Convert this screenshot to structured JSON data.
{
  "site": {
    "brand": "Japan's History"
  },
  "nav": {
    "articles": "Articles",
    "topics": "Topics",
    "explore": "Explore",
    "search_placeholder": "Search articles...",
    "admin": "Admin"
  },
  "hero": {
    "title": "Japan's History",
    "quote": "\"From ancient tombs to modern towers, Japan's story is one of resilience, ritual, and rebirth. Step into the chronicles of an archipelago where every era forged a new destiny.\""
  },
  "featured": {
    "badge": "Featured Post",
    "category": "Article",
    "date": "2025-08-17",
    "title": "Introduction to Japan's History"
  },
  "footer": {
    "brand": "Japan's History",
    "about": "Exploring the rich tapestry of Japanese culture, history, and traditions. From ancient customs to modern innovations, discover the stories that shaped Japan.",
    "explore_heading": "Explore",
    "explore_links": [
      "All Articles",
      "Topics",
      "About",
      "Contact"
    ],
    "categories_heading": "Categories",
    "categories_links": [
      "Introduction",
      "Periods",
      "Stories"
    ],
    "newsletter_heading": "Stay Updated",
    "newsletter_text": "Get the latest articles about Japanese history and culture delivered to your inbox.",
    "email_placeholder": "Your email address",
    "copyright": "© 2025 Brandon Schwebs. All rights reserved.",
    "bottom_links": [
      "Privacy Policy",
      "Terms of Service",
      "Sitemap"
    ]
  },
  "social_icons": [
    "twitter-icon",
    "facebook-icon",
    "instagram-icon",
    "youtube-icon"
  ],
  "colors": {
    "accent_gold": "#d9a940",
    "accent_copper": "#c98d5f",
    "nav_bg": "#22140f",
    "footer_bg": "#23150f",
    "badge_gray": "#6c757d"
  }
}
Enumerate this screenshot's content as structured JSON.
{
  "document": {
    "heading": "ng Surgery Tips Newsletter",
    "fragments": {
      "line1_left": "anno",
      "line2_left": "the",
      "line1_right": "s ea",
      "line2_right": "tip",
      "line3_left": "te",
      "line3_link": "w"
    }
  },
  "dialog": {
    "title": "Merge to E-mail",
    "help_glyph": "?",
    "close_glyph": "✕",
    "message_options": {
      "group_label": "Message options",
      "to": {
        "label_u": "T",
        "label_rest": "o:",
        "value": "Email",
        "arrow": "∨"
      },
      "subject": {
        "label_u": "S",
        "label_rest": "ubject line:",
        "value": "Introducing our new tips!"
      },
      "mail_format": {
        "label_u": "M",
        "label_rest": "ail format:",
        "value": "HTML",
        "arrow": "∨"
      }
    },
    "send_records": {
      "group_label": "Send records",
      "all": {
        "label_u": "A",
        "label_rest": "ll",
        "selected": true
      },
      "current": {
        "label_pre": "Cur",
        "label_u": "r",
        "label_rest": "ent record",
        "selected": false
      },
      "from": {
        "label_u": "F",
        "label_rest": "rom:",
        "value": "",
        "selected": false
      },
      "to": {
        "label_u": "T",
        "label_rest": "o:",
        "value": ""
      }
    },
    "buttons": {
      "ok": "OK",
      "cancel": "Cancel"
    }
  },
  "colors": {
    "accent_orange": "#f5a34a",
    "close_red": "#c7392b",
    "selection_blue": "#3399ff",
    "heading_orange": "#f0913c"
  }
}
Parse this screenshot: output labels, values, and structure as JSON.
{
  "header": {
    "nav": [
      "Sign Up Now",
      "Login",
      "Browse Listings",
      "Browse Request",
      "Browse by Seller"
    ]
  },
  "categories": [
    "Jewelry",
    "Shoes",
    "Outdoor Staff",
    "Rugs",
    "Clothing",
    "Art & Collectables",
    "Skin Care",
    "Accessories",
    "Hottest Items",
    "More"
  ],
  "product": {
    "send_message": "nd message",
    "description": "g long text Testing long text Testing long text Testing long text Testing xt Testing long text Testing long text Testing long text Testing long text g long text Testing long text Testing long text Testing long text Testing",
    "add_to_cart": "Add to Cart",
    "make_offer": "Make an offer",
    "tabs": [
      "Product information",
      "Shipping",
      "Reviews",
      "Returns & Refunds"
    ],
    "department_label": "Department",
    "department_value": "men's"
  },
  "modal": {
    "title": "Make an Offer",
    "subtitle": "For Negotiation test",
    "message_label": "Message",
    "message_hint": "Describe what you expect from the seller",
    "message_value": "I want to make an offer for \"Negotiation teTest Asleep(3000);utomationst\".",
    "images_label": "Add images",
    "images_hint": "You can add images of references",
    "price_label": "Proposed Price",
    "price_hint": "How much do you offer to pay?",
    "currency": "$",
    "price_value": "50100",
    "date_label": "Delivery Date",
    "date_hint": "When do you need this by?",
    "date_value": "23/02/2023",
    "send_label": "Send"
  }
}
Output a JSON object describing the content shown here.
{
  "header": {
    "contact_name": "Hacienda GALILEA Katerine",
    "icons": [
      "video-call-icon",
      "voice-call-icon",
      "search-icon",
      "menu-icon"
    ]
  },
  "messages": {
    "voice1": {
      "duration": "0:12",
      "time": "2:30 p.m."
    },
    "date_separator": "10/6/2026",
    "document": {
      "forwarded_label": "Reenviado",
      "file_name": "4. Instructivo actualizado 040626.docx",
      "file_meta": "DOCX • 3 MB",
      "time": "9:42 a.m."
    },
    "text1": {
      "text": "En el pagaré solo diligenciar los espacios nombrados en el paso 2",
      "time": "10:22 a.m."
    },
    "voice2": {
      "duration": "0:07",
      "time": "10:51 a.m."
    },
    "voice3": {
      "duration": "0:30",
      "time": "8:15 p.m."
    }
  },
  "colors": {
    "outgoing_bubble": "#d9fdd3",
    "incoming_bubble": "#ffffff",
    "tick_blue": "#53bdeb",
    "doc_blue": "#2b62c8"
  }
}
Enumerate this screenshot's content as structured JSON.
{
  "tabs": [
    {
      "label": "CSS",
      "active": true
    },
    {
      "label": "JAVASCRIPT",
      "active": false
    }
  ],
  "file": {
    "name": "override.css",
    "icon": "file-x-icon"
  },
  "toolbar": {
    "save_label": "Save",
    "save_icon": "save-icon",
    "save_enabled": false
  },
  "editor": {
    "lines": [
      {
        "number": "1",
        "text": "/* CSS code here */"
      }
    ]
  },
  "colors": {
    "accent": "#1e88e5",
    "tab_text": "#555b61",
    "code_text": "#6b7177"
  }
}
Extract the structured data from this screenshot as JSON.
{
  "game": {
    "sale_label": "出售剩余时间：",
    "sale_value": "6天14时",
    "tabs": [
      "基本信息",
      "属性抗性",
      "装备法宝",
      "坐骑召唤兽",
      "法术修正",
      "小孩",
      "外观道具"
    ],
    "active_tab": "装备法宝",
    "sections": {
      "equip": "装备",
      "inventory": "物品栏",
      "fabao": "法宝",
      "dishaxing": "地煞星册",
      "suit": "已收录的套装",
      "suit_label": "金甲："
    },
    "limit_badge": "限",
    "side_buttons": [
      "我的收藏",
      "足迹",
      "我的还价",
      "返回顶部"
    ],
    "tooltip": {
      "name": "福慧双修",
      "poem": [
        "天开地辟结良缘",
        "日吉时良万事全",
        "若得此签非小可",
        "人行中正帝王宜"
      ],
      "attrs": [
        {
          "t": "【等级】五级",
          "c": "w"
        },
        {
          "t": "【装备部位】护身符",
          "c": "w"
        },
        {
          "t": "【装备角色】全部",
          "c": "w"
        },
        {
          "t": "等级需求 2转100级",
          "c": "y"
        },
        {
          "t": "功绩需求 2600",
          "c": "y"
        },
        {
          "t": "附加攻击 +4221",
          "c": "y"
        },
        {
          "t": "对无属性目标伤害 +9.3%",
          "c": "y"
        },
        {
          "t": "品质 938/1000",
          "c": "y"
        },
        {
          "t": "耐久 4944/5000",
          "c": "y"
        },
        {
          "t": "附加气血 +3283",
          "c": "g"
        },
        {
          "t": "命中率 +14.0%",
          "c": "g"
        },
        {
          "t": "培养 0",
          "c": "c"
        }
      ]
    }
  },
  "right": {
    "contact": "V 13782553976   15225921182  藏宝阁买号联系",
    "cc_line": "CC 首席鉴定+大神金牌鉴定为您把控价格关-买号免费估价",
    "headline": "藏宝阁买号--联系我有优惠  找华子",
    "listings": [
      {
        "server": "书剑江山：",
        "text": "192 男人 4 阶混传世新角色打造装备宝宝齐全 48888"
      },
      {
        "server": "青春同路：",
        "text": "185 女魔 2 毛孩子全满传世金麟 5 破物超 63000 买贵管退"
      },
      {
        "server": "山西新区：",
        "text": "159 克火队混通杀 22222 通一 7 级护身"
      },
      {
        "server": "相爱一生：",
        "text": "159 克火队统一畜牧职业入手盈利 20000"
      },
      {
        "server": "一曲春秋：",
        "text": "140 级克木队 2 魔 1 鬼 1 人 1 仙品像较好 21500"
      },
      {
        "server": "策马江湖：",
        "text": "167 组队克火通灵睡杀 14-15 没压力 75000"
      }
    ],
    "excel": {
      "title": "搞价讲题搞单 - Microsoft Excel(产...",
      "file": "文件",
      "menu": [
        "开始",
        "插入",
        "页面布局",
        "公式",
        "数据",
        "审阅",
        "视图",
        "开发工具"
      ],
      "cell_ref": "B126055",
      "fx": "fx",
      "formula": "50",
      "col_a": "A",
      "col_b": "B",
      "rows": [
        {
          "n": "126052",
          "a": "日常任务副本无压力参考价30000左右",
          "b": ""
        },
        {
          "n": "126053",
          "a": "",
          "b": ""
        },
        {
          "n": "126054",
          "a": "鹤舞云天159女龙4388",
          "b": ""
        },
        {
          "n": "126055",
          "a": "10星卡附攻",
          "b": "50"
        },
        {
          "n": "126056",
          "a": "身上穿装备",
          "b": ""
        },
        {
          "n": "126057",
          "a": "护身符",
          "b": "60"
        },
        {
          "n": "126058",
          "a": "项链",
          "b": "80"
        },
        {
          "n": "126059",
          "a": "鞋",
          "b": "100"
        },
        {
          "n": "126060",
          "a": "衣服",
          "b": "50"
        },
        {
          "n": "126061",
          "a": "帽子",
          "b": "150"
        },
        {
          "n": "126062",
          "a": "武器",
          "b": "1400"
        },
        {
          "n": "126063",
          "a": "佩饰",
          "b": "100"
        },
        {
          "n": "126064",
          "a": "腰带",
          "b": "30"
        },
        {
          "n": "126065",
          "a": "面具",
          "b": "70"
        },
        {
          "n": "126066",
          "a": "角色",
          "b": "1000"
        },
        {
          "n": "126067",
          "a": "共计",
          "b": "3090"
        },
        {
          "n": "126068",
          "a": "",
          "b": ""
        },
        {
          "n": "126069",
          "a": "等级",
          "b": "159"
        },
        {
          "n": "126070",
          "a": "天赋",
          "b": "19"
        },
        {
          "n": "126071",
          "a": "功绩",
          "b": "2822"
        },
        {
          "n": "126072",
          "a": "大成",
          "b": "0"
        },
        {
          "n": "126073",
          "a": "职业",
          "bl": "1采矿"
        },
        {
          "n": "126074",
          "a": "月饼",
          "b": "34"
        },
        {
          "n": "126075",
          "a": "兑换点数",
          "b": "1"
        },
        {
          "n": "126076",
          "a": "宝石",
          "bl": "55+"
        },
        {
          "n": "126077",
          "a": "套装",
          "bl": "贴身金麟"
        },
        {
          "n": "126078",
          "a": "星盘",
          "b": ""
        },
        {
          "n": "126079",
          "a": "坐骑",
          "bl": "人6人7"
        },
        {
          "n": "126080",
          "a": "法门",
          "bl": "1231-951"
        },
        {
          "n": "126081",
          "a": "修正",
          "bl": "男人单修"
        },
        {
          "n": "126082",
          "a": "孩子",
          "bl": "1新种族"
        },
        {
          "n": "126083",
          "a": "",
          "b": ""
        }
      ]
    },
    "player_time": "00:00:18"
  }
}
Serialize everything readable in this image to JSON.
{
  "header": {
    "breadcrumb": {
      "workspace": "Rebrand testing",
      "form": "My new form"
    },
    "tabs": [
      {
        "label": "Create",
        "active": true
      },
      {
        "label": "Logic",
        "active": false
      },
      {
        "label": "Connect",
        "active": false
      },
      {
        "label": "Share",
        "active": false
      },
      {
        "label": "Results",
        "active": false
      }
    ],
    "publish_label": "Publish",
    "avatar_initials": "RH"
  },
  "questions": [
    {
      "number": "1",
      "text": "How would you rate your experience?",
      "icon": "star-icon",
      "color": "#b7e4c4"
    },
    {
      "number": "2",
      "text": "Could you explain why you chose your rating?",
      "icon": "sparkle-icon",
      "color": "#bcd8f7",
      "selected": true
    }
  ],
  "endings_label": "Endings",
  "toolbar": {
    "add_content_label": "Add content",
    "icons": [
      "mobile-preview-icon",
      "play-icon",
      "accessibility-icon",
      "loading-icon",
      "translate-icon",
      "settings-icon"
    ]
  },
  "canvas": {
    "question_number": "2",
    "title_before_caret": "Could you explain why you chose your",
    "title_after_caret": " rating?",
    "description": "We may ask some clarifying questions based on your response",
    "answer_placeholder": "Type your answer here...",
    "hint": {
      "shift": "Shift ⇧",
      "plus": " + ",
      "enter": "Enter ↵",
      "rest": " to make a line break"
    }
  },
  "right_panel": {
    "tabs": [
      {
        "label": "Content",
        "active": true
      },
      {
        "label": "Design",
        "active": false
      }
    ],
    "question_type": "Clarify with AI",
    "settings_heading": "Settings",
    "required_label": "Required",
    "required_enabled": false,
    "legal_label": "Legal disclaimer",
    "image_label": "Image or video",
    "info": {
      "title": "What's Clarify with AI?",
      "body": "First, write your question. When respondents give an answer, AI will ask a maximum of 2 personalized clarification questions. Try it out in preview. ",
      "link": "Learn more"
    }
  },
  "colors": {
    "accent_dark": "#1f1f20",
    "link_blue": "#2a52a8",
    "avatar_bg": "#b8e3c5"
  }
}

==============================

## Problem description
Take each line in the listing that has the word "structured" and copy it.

## Exercise solution
Convert this screenshot to structured JSON data.
Enumerate this screenshot's content as structured JSON.
Enumerate this screenshot's content as structured JSON.
Extract the structured data from this screenshot as JSON.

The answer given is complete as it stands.